Learning Visual Motion Segmentation using Event Surfaces

Anton Mitrokhin*
Zhiyuan Hua*
Cornelia Fermüller
Yiannis Aloimonos
*Equal Contribution

Perception and Robotics Group
University of Maryland, College Park


Fig. 1. An abstract of our general pipeline. Top portion showing that we used the Vicon motion capture system to generate ground truth object segmentation masks and render them into 3D. Bottom portion showing the event-based camera recording is first converted into 3D point cloud, then built into a unstrctured graph with different edge configurations and estimated surface normals, allowing our Graph Convolution Network to make efficient and accurate inferences.

Event-based cameras have been designed for scene motion perception - their high temporal resolution and spatial data sparsity converts the scene into a volume of boundary trajectories and allows to track and analyze the evolution of the scene in time. Analyzing this data is computationally expensive, and there is substantial lack of theory on dense-in-time object motion to guide the development of new algorithms; hence, many works resort to a simple solution of discretizing the event stream and converting it to classical pixel maps, which allows for application of conventional image processing methods.

In this work we present a Graph Convolutional neural network for the task of scene motion segmentation by a moving camera. We convert the event stream into a 3D graph in (x, y, t) space and keep per-event temporal information. The difficulty of the task stems from the fact that unlike in metric space, the shape of an object in (x, y, t) space depends on its motion and is not the same across the dataset. We discuss properties of of the event data with respect to this 3D recognition problem, and show that our Graph Convolutional architecture is superior to PointNet++. We evaluate our method on the state of the art event-based motion segmentation dataset - EV-IMO and perform comparisons to a frame-based method proposed by its authors.
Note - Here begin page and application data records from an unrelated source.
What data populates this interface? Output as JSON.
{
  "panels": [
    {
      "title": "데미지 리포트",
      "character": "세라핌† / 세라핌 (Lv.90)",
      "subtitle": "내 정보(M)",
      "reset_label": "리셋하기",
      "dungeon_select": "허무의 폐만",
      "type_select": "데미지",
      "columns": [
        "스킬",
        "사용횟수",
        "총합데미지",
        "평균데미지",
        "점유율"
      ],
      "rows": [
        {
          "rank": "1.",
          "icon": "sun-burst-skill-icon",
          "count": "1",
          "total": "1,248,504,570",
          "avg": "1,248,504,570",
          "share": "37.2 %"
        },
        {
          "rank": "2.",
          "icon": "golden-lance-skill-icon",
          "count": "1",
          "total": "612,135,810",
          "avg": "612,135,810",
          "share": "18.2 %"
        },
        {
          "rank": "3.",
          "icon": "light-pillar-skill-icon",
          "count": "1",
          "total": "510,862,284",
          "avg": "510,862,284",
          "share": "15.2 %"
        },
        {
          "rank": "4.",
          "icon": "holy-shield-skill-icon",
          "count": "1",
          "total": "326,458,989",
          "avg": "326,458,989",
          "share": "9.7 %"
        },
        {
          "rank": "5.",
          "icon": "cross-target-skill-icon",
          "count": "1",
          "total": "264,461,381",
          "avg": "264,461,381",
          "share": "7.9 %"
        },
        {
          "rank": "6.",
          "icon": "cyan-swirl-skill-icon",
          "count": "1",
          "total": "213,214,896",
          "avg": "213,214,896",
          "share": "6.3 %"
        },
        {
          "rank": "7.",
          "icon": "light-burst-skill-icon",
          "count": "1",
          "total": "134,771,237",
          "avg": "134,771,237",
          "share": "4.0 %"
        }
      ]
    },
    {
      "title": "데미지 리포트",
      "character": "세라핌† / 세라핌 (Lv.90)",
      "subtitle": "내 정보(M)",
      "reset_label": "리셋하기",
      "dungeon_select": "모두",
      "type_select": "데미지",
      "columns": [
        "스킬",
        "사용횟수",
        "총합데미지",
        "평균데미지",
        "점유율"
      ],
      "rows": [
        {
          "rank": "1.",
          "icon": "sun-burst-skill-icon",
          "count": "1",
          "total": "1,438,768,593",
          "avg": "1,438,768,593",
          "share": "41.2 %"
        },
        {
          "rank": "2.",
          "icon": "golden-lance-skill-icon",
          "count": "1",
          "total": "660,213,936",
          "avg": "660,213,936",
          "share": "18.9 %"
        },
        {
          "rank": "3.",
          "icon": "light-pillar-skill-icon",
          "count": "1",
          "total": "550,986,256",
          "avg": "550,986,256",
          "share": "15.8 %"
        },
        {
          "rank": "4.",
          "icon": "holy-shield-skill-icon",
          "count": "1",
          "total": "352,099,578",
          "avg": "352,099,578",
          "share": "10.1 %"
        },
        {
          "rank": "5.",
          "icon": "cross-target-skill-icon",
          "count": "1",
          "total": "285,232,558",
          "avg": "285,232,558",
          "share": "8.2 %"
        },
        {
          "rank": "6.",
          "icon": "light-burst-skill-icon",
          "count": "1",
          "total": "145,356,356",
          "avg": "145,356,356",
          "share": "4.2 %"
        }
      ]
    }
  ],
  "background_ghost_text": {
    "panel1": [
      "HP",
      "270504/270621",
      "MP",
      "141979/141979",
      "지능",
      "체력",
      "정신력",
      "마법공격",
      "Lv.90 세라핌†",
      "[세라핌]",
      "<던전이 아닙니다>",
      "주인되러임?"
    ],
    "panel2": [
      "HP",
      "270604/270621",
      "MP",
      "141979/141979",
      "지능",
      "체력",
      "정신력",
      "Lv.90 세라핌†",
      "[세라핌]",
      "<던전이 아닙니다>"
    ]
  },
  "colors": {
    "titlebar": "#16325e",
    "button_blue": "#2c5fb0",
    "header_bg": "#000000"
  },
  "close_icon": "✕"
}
Our ablation studies show that increasing the event slice width improves the accuracy, and how subsampling and edge configurations affect the network performance.


Anton Mitrokhin*, Zhiyuan Hua*, Cornelia Fermüller, Yiannis Aloimonos.

* Equal Contribution